An antenna, absorbing the impact of his surroundings, Leonardo Drew converts the Global South’s plight into a display of our collective vigour and infallible joy. “It’s inescapable and I’m glad that I got it out there early, sort of like an exorcism. It still shows up though. No matter what I touch, what material I work with, inevitably it has that emotional punch that comes from us. It’s us. It’s our sensibility,” says Drew. In this week’s Re:View we consider why the artist is open to his practice being perceived as a futurism longing.
It was 1974. Leonardo Drew’s first ever presentation was in a group exhibition involving his peers. Describing his earliest works as direct interpretations of the DC and Marvel iterations he saw on television, this first exhibition is commemorated in a photograph where thirteen year old Drew stands next to a painting of Captain America, With a stern look on his face, the image was an unknowingly a premonition of the development of the practice that would follow.
There is no exhibition title for Leonardo’s debut presentation on the continent. An abstractionist with a practice just one year short of fifty, Drew makes tactile and textured artworks that are charged with historical, political and cultural knowing. Charged and not referencing our collective history outrightwardly, the space between the audience and the abstract may read like a barrier. But it isn’t. “There are places that only your imagination will get you to. As an artist, I need to get the hell out of the way for that to happen,” laughs Drew who very rarely punctuates his thoughts without a joke. The very reason Drew numbers, instead of titling his works this inaugural presentation at Goodman prompts projection. “The work isn’t complete until you have seen it. Why would I exclude you from being complicit in your own journey? You should be able to move in and out without having to confront me,” he insists.
Beginning in 1988 with the “mother and the monster” named Number 8, Drew’s open denouement style offers no definitive plot, setting, conflict, climax or resolution. “Seven years after I decided to stop drawing and painting, abstraction really became my thing,” he says recalling the series of events leading up to Number 8. A series of dead birds and critters entangled in rope, Drew refers to Number 8 as the visceral realisation that introduced him and the public to his voice.
More than 300 artworks, installations and interventions later, the works seen at Goodman live between Number 349 and Number 376. A guide of ambiguous cues, the only clue is the emergence and devlopment of characters, manifesting as the materials he uses. “I think once you find your voice you can pretty much work with any material. Your journey is going to come out in that material,” he insists.
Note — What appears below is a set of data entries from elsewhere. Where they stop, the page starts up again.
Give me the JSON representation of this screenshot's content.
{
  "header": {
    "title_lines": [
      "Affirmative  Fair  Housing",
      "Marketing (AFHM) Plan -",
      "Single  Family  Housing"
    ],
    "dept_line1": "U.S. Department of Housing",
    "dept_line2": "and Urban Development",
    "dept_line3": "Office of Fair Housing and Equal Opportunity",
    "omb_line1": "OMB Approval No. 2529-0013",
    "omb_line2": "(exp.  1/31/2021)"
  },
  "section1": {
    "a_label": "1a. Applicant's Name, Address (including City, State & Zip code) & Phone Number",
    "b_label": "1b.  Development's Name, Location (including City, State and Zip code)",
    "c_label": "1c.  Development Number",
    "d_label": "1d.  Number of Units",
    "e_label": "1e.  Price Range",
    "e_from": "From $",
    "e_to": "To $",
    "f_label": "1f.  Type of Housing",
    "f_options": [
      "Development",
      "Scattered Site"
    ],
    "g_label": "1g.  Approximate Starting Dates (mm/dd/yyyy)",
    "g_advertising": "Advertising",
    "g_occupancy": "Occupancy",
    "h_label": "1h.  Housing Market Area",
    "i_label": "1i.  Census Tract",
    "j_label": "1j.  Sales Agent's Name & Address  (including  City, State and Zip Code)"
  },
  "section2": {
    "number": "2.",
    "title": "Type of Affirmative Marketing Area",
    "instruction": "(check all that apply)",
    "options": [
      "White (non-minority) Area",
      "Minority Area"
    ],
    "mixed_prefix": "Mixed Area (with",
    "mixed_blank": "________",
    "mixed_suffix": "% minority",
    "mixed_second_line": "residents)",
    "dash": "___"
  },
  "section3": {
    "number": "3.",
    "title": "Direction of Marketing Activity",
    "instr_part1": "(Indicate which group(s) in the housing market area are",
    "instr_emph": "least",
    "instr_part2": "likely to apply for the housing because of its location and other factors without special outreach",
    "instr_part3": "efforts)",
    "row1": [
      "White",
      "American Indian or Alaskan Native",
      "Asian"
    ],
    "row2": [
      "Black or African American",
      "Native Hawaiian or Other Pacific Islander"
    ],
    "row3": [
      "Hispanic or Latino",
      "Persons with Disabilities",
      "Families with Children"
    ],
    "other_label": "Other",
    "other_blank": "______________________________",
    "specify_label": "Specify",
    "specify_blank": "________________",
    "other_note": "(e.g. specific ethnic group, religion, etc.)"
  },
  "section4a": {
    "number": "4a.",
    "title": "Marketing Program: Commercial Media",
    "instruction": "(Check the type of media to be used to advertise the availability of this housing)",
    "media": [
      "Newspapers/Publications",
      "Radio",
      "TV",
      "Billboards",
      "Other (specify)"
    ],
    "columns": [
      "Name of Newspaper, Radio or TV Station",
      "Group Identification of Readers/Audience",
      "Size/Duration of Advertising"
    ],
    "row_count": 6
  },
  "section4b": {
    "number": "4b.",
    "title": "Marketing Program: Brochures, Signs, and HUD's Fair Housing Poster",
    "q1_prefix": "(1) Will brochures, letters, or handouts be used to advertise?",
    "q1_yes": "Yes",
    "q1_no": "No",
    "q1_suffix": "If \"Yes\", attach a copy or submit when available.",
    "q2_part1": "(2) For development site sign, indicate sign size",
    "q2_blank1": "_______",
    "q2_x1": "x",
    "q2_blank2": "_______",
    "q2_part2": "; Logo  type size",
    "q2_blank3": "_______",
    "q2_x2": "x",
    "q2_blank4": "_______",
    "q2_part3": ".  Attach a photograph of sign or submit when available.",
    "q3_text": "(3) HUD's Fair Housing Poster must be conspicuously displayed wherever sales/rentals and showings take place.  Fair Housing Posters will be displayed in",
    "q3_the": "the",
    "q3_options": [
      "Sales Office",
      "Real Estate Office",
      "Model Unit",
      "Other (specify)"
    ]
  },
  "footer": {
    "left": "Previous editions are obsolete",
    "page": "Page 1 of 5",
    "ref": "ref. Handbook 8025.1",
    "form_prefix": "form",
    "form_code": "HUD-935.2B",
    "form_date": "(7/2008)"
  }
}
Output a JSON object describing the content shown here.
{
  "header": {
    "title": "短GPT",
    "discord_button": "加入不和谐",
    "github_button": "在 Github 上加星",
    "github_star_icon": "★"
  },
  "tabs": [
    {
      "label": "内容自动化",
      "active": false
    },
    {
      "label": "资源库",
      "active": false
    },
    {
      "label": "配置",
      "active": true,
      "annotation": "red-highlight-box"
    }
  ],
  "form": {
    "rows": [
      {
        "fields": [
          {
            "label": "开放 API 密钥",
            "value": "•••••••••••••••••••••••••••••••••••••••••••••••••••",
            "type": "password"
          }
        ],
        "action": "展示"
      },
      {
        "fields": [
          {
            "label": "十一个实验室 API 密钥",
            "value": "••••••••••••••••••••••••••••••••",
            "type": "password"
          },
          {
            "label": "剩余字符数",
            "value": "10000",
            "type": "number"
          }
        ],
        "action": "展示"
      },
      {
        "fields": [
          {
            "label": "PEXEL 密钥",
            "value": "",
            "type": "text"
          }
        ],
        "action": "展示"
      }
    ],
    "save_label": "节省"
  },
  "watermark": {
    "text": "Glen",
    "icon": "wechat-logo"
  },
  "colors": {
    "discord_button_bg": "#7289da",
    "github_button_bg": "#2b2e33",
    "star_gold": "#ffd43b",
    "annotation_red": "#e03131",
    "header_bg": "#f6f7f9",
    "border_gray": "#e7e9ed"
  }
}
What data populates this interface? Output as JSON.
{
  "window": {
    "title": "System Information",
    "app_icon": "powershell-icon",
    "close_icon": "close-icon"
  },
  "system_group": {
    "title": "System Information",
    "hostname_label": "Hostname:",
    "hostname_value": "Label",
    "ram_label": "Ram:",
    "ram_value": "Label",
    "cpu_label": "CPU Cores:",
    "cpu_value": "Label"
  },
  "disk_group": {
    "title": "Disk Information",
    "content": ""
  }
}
Spanning wood, calcium carbonate, paint, paper, sand and cotton, the narratives, possibilities and realisations of his abstractions require the public’s participation.
For example, the grids displayed in this presentation are influenced by the artist’s first trip to the continent in 1993 where he participated in the Dakar Biennial. “I had the opportunity to go to Gorée island to see (Maison des esclaves) where our ancestors began our journey of capture, enclosure, imprisonment, the boat and the next thing,” explains Drew. Almost an aerial view of a city, Drew’s grids are reminiscent overly populated, dense spaces. “That is a view reaching to escape the catacombs, projects, favelas, and townships,” he goes on.
A new link to the ever-growing chain that is Drew’s practice, the public’s response to the show in Johannesburg will then go on to exist as a research resource. Consequential; the last show always fulfills the next one in a way that speaks to the hereditary and generational nature of African and diasporic existence.